“The key is deliverability. What we don’t want is the sustainability targets that are being pushed upon us to have a negative effect on housing supply. We’ve got to be sure that we, with the government, are constantly reviewing the target for zero carbon homes, with the number of homes that need to be delivered.”
The Berkeley Group is making good progress towards 2016. Last year, it made some impressive sustainability commitments. And, from the beginning of this year, all their new homes will be delivered to level three of the Code for Sustainable Homes. As yet, there are no plans to get the properties up to level six (the highest level) because, according to Karl, an incremental approach is the best option right now.

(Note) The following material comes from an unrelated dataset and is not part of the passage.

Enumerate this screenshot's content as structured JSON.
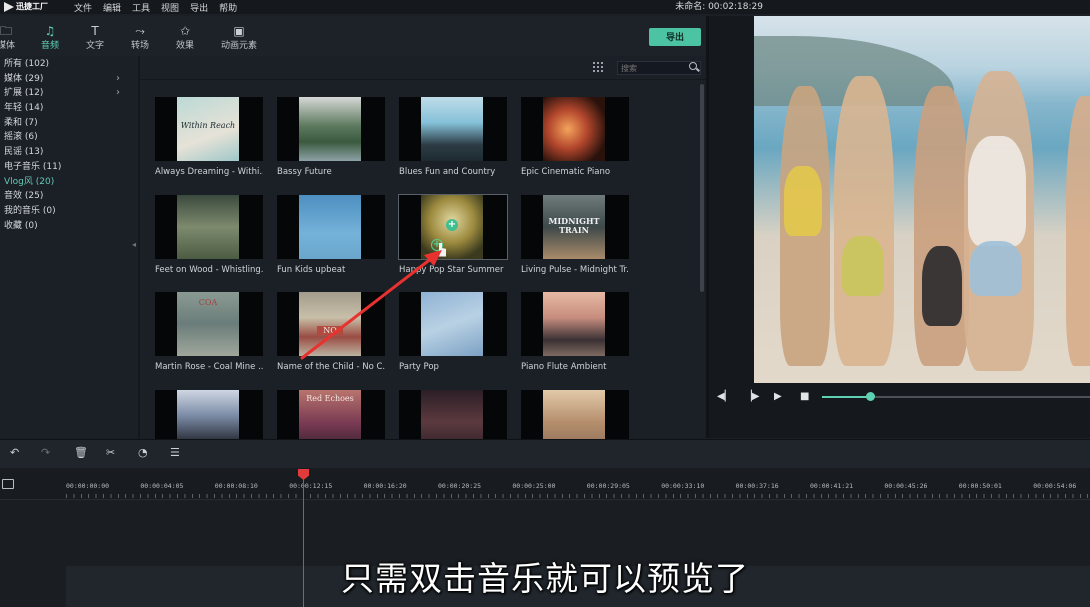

The sector needs to move together in a united fashion, bringing the supply chain with it, as well as the customers. After all, as Karl argues, “we don’t want them going to B&Q and taking out the technologies we’ve put in for them because they don’t perform”.
And its these customers that might ultimately drive the sustainable house-building market. But it’s early days. “We are starting to see the sort of green shoots of customer demand. But I’m not sure there ever will be a real consumer demand.”
Berkeley is spending around £75M on meeting its sustainability targets. It costs them around £5,000 extra per property to reach level three of the code, which crucially “we are not going to get back off the customer”.
Most of the £5,000 is spent on energy efficiency products and improved insulation. Code Level 3 means designing the property to a water efficiency standard of 105 litres per head per day, which is about 30% more efficient than a typical new-build home in the UK. That means more products – dishwashers, washing machines, taps, baths, toilets, etc – which “in themselves are not expensive, but together are”.
“The challenge for the sector is to drive those costs down,” says Karl.
Attention to detail; understanding the issues; having first-class people that understand the challenges – these are just some of the reasons Karl offers giving reason for the progress Berkeley has made in sustainable development in the past few years.
But, while he oozes positivity on the future for the new-build sector, he recognises that it’s the impact the other 95% of buildings are having on climate change.
“The real challenge is to take the research and development and learning we are doing in the new-build sector and applying that learning to the existing housing stock – that is where the real challenge lies.”
How this might happen, and whether it is even feasible, is unknown. But, if other sectors show the same enthusiasm and commitment, sustainability in the built environment may not be such a distant aspiration.